**YOUR INSTRUCTIONS:**
Please say how many lines in the records below contain the word "this". Give the number and nothing more.

**SOURCE DATA:**
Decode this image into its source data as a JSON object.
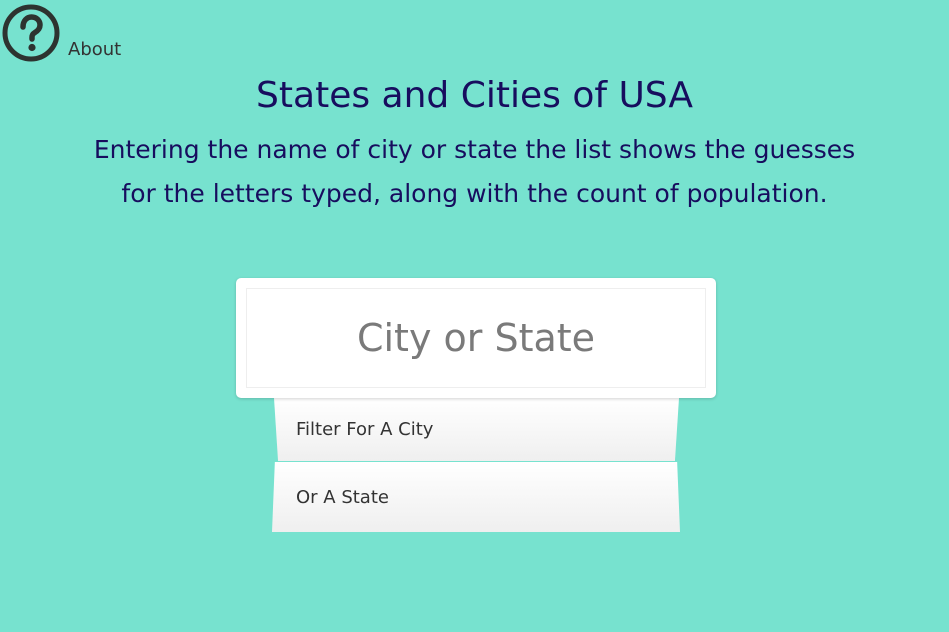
{
  "nav": {
    "about_label": "About",
    "about_icon": "help-circle-icon"
  },
  "header": {
    "title": "States and Cities of USA",
    "subtitle_line1": "Entering the name of city or state the list shows the guesses",
    "subtitle_line2": "for the letters typed, along with the count of population."
  },
  "search": {
    "placeholder": "City or State",
    "value": ""
  },
  "suggestions": [
    {
      "label": "Filter For A City"
    },
    {
      "label": "Or A State"
    }
  ],
  "colors": {
    "background": "#77e2cf",
    "heading": "#170d5e",
    "icon": "#333333",
    "placeholder": "#7a7a7a"
  }
}
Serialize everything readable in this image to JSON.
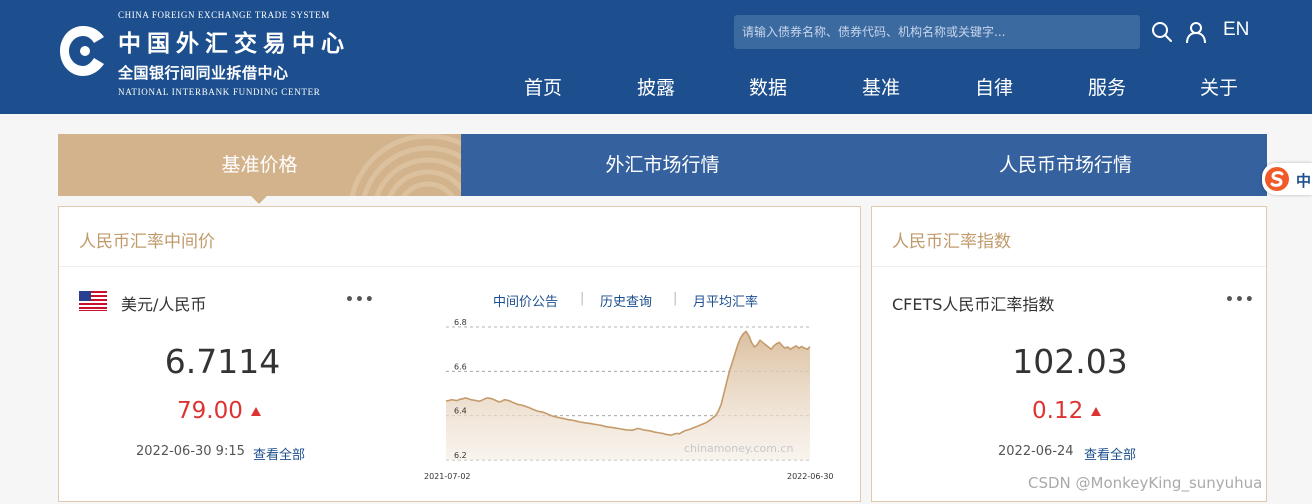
{
  "header": {
    "logo_en_top": "CHINA FOREIGN EXCHANGE TRADE SYSTEM",
    "logo_cn_art": "中国外汇交易中心",
    "logo_cn_sub": "全国银行间同业拆借中心",
    "logo_en_bottom": "NATIONAL INTERBANK FUNDING CENTER",
    "search_placeholder": "请输入债券名称、债券代码、机构名称或关键字...",
    "lang": "EN",
    "nav": [
      "首页",
      "披露",
      "数据",
      "基准",
      "自律",
      "服务",
      "关于"
    ]
  },
  "tabs": [
    "基准价格",
    "外汇市场行情",
    "人民币市场行情"
  ],
  "card_left": {
    "title": "人民币汇率中间价",
    "pair": "美元/人民币",
    "value": "6.7114",
    "change": "79.00",
    "datetime": "2022-06-30 9:15",
    "view_all": "查看全部",
    "links": [
      "中间价公告",
      "历史查询",
      "月平均汇率"
    ],
    "link_sep": "|",
    "more": "•••"
  },
  "card_right": {
    "title": "人民币汇率指数",
    "index_name": "CFETS人民币汇率指数",
    "value": "102.03",
    "change": "0.12",
    "date": "2022-06-24",
    "view_all": "查看全部",
    "more": "•••"
  },
  "chart_data": {
    "type": "area",
    "x_start_label": "2021-07-02",
    "x_end_label": "2022-06-30",
    "y_ticks": [
      "6.8",
      "6.6",
      "6.4",
      "6.2"
    ],
    "ylim": [
      6.2,
      6.8
    ],
    "watermark": "chinamoney.com.cn",
    "values": [
      6.466,
      6.468,
      6.472,
      6.47,
      6.468,
      6.474,
      6.476,
      6.48,
      6.476,
      6.472,
      6.47,
      6.468,
      6.465,
      6.47,
      6.476,
      6.48,
      6.478,
      6.474,
      6.468,
      6.462,
      6.465,
      6.472,
      6.47,
      6.466,
      6.46,
      6.455,
      6.45,
      6.448,
      6.445,
      6.44,
      6.436,
      6.43,
      6.425,
      6.42,
      6.418,
      6.415,
      6.41,
      6.405,
      6.4,
      6.396,
      6.393,
      6.39,
      6.388,
      6.385,
      6.382,
      6.38,
      6.378,
      6.375,
      6.372,
      6.37,
      6.368,
      6.366,
      6.364,
      6.362,
      6.36,
      6.358,
      6.356,
      6.352,
      6.35,
      6.348,
      6.346,
      6.344,
      6.342,
      6.34,
      6.338,
      6.336,
      6.335,
      6.334,
      6.338,
      6.342,
      6.34,
      6.336,
      6.334,
      6.332,
      6.33,
      6.326,
      6.324,
      6.322,
      6.32,
      6.316,
      6.314,
      6.312,
      6.316,
      6.32,
      6.318,
      6.326,
      6.332,
      6.336,
      6.34,
      6.345,
      6.35,
      6.355,
      6.36,
      6.365,
      6.372,
      6.38,
      6.39,
      6.4,
      6.42,
      6.45,
      6.5,
      6.55,
      6.6,
      6.64,
      6.68,
      6.72,
      6.75,
      6.77,
      6.78,
      6.76,
      6.73,
      6.71,
      6.72,
      6.74,
      6.73,
      6.72,
      6.71,
      6.7,
      6.715,
      6.725,
      6.73,
      6.715,
      6.705,
      6.71,
      6.7,
      6.708,
      6.715,
      6.705,
      6.712,
      6.705,
      6.7,
      6.711
    ]
  },
  "side_badge": "中",
  "watermark": "CSDN @MonkeyKing_sunyuhua"
}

**OUTPUT BELOW:**
2